How can watching someone go through cancer be inspirational?

Cancer is an interesting disease. It doesn't discriminate. My mother has always lead a healthy life and has promoted an active and healthy lifestyle in all four of us, her children. She doesn't drink, doesn't smoke, exercises and eats healthy foods and yet Cancer still found her.

I wasn't sure how she would react when her treatments started. Knowing that your life could potentially be counted in days is probably one of the greatest fears of any parent and it was evident that she was very scared. Initially, she struggled with acceptance of the disease. "Why me?" was a common theme. But we soon realized that it didn't matter why, it only mattered how we were going to beat it.

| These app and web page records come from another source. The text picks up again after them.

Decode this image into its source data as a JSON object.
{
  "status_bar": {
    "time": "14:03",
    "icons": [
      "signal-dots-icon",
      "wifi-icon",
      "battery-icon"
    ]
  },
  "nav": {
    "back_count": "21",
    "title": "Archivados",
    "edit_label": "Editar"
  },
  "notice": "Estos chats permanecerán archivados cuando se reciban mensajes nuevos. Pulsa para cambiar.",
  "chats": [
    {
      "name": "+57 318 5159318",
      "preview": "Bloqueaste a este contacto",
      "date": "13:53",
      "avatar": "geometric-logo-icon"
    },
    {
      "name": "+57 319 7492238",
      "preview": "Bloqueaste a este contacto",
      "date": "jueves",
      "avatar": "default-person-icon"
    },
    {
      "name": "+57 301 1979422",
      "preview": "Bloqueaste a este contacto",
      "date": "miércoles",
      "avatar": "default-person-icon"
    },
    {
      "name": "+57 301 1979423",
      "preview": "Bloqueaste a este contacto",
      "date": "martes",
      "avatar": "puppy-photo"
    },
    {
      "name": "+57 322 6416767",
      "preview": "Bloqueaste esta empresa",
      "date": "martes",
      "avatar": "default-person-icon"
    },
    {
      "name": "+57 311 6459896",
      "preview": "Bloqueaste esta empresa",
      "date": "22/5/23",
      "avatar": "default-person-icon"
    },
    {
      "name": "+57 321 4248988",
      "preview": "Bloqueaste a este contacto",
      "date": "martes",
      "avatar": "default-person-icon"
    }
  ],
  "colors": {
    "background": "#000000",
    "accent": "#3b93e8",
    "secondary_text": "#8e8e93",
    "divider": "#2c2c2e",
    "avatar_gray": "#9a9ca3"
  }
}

My sister and I bought necklaces, the symbol was that of an "open wave", one for each of us and my mother. The wave was a symbol not only of summertime, my mothers favorite time of year and something for her to focus on, but also of the bond between us and the fact that we were always going to be with her no matter how tough it got. It symbolized the future ahead. Once she put the necklace on, she never took it off. She still wears it to this day.

As if going through treatments, radiation and chemo, for cancer is not bad enough, she was hit with every single side-effect possible - nausea, tiredness, tingling - enough to keep most women down, but not my mother.

She was and continues to be a constant reminder of the amazing human ability to persevere through even the most difficult physical, emotional and mentally taxing times. Now, as I toe the starting line, when I have to wake up for 5am swims and when I'm just having a tough day, I think of her. How can I complain? How can I be weak and give up? I'm not the one out there fighting for my life. What I do is so easy compared to that.

I continue to wear a pink ribbon on my race suit. However, the ribbon is now over my heart. I wear it to honor her, her struggle, her defeat over it and the strength that she has given to me. I also wear it to honor all of the other men and women who are diagnosed with and who battle the terrible disease every year. It is my hope that in the future I can work with some of my sponsors to raise awareness about the disease and to raise funds for Breast Cancer research.

So, for everyone fighting and everyone who knows someone who is fighting. Keep fighting. Never give up. Think Pink.